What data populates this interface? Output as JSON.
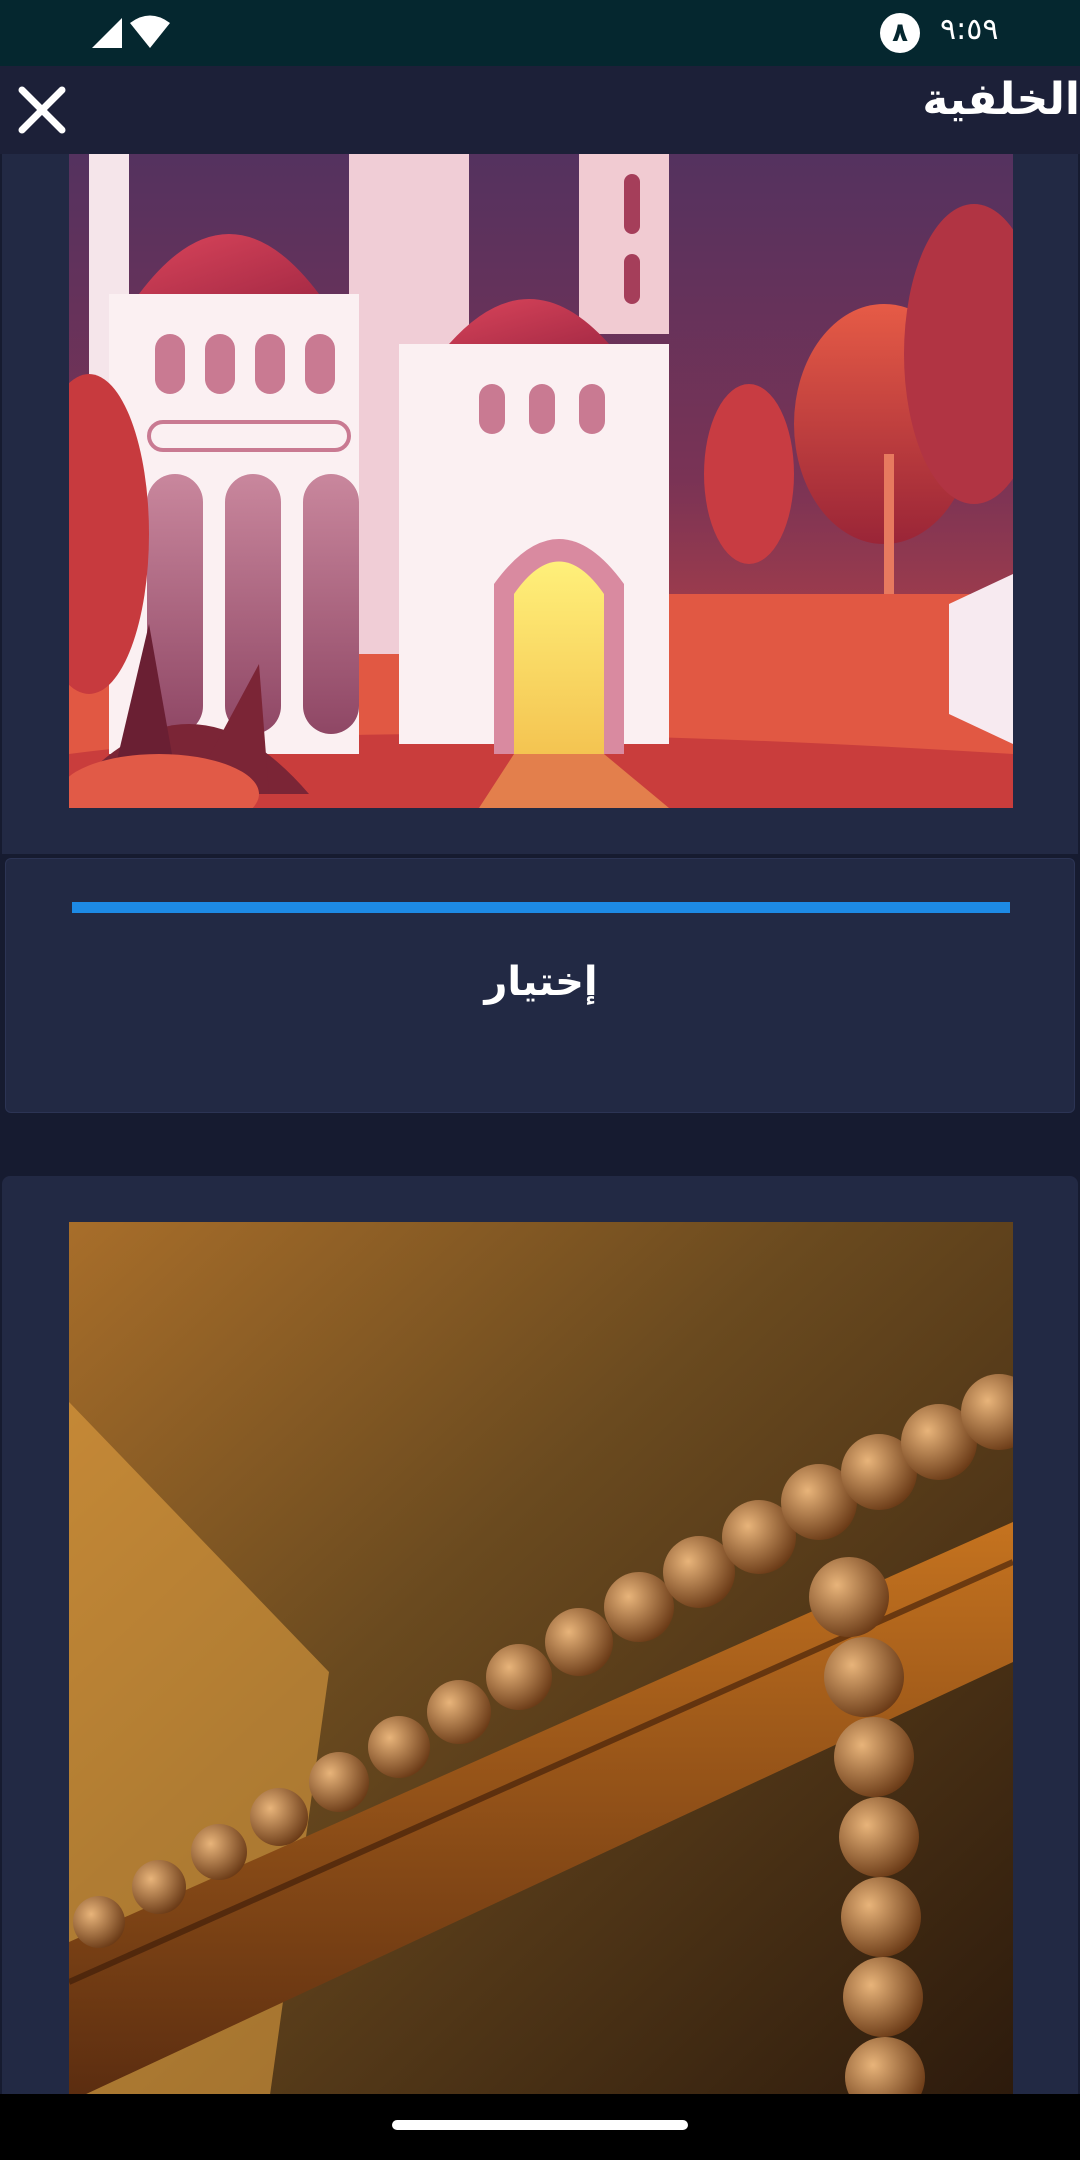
{
  "status_bar": {
    "time": "٩:٥٩",
    "badge_icon": "notification-badge-icon",
    "badge_text": "٨",
    "icons": [
      "signal-icon",
      "wifi-icon"
    ]
  },
  "app_bar": {
    "title": "الخلفية",
    "close_icon": "close-icon"
  },
  "backgrounds": [
    {
      "image": "mosque-illustration",
      "selected": true
    },
    {
      "image": "prayer-beads-photo",
      "selected": false
    }
  ],
  "select_panel": {
    "label": "إختيار",
    "progress": 1.0,
    "progress_color": "#1d8ae5"
  },
  "colors": {
    "status_bar": "#05272f",
    "app_bar": "#1c2038",
    "background": "#161b30",
    "card": "#222944",
    "accent": "#1d8ae5"
  }
}
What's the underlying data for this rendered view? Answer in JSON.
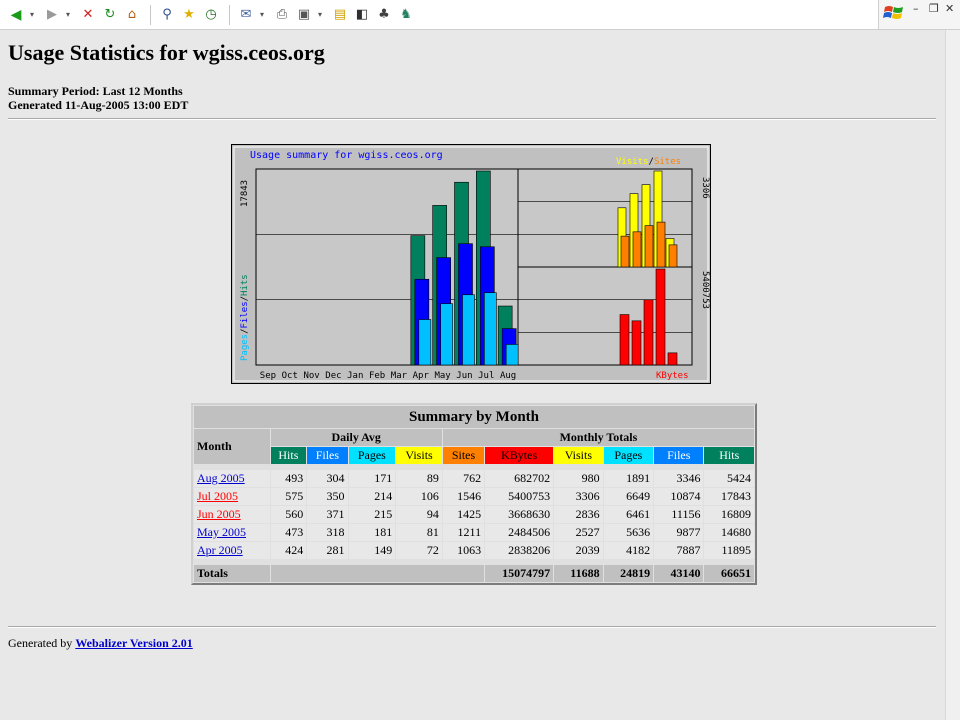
{
  "title": "Usage Statistics for wgiss.ceos.org",
  "summary_period": "Summary Period: Last 12 Months",
  "generated": "Generated 11-Aug-2005 13:00 EDT",
  "toolbar": {
    "icons": [
      "back-icon",
      "forward-icon",
      "stop-icon",
      "refresh-icon",
      "home-icon",
      "search-icon",
      "favorites-icon",
      "history-icon",
      "mail-icon",
      "print-icon",
      "edit-icon",
      "discuss-icon",
      "messenger-icon",
      "research-icon"
    ],
    "glyphs": {
      "back": "◀",
      "forward": "▶",
      "stop": "✕",
      "refresh": "↻",
      "home": "⌂",
      "search": "⚲",
      "favorites": "★",
      "history": "◷",
      "mail": "✉",
      "print": "⎙",
      "edit": "▣",
      "discuss": "▤",
      "messenger": "◧",
      "research": "♣",
      "dropdown": "▾"
    }
  },
  "window": {
    "minimize": "–",
    "restore": "❐",
    "close": "✕"
  },
  "chart_data": {
    "type": "bar",
    "title": "Usage summary for wgiss.ceos.org",
    "categories": [
      "Sep",
      "Oct",
      "Nov",
      "Dec",
      "Jan",
      "Feb",
      "Mar",
      "Apr",
      "May",
      "Jun",
      "Jul",
      "Aug"
    ],
    "main_panel": {
      "ylabel_parts": [
        "Pages",
        "/",
        "Files",
        "/",
        "Hits"
      ],
      "ymax_label": "17843",
      "ylim": [
        0,
        17843
      ],
      "series": [
        {
          "name": "Hits",
          "color": "#00805c",
          "values": [
            0,
            0,
            0,
            0,
            0,
            0,
            0,
            11895,
            14680,
            16809,
            17843,
            5424
          ]
        },
        {
          "name": "Files",
          "color": "#0000ff",
          "values": [
            0,
            0,
            0,
            0,
            0,
            0,
            0,
            7887,
            9877,
            11156,
            10874,
            3346
          ]
        },
        {
          "name": "Pages",
          "color": "#00c0ff",
          "values": [
            0,
            0,
            0,
            0,
            0,
            0,
            0,
            4182,
            5636,
            6461,
            6649,
            1891
          ]
        }
      ]
    },
    "visits_panel": {
      "legend_parts": [
        "Visits",
        "/",
        "Sites"
      ],
      "ymax_label": "3306",
      "ylim": [
        0,
        3306
      ],
      "series": [
        {
          "name": "Visits",
          "color": "#ffff00",
          "values": [
            2039,
            2527,
            2836,
            3306,
            980
          ]
        },
        {
          "name": "Sites",
          "color": "#ff8000",
          "values": [
            1063,
            1211,
            1425,
            1546,
            762
          ]
        }
      ]
    },
    "kbytes_panel": {
      "legend": "KBytes",
      "ymax_label": "5400753",
      "ylim": [
        0,
        5400753
      ],
      "series": [
        {
          "name": "KBytes",
          "color": "#ff0000",
          "values": [
            2838206,
            2484506,
            3668630,
            5400753,
            682702
          ]
        }
      ]
    },
    "colors": {
      "background": "#c0c0c0",
      "title": "#0000ff",
      "sites_text": "#ff8000",
      "visits_text": "#ffff00",
      "kbytes_text": "#ff0000",
      "hits_text": "#00805c",
      "files_text": "#0000ff",
      "pages_text": "#00c0ff"
    }
  },
  "summary": {
    "title": "Summary by Month",
    "month_label": "Month",
    "daily_avg_label": "Daily Avg",
    "monthly_totals_label": "Monthly Totals",
    "daily_cols": [
      "Hits",
      "Files",
      "Pages",
      "Visits"
    ],
    "monthly_cols": [
      "Sites",
      "KBytes",
      "Visits",
      "Pages",
      "Files",
      "Hits"
    ],
    "rows": [
      {
        "month": "Aug 2005",
        "hot": false,
        "hits": "493",
        "files": "304",
        "pages": "171",
        "visits": "89",
        "sites": "762",
        "kbytes": "682702",
        "m_visits": "980",
        "m_pages": "1891",
        "m_files": "3346",
        "m_hits": "5424"
      },
      {
        "month": "Jul 2005",
        "hot": true,
        "hits": "575",
        "files": "350",
        "pages": "214",
        "visits": "106",
        "sites": "1546",
        "kbytes": "5400753",
        "m_visits": "3306",
        "m_pages": "6649",
        "m_files": "10874",
        "m_hits": "17843"
      },
      {
        "month": "Jun 2005",
        "hot": true,
        "hits": "560",
        "files": "371",
        "pages": "215",
        "visits": "94",
        "sites": "1425",
        "kbytes": "3668630",
        "m_visits": "2836",
        "m_pages": "6461",
        "m_files": "11156",
        "m_hits": "16809"
      },
      {
        "month": "May 2005",
        "hot": false,
        "hits": "473",
        "files": "318",
        "pages": "181",
        "visits": "81",
        "sites": "1211",
        "kbytes": "2484506",
        "m_visits": "2527",
        "m_pages": "5636",
        "m_files": "9877",
        "m_hits": "14680"
      },
      {
        "month": "Apr 2005",
        "hot": false,
        "hits": "424",
        "files": "281",
        "pages": "149",
        "visits": "72",
        "sites": "1063",
        "kbytes": "2838206",
        "m_visits": "2039",
        "m_pages": "4182",
        "m_files": "7887",
        "m_hits": "11895"
      }
    ],
    "totals": {
      "label": "Totals",
      "kbytes": "15074797",
      "visits": "11688",
      "pages": "24819",
      "files": "43140",
      "hits": "66651"
    }
  },
  "footer": {
    "prefix": "Generated by ",
    "link": "Webalizer Version 2.01"
  }
}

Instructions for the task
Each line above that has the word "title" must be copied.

Solution below
    "title": "الخلفية",
  "title": "Usage Statistics for wgiss.ceos.org",
    "title": "Usage summary for wgiss.ceos.org",
      "title": "#0000ff",
    "title": "Summary by Month",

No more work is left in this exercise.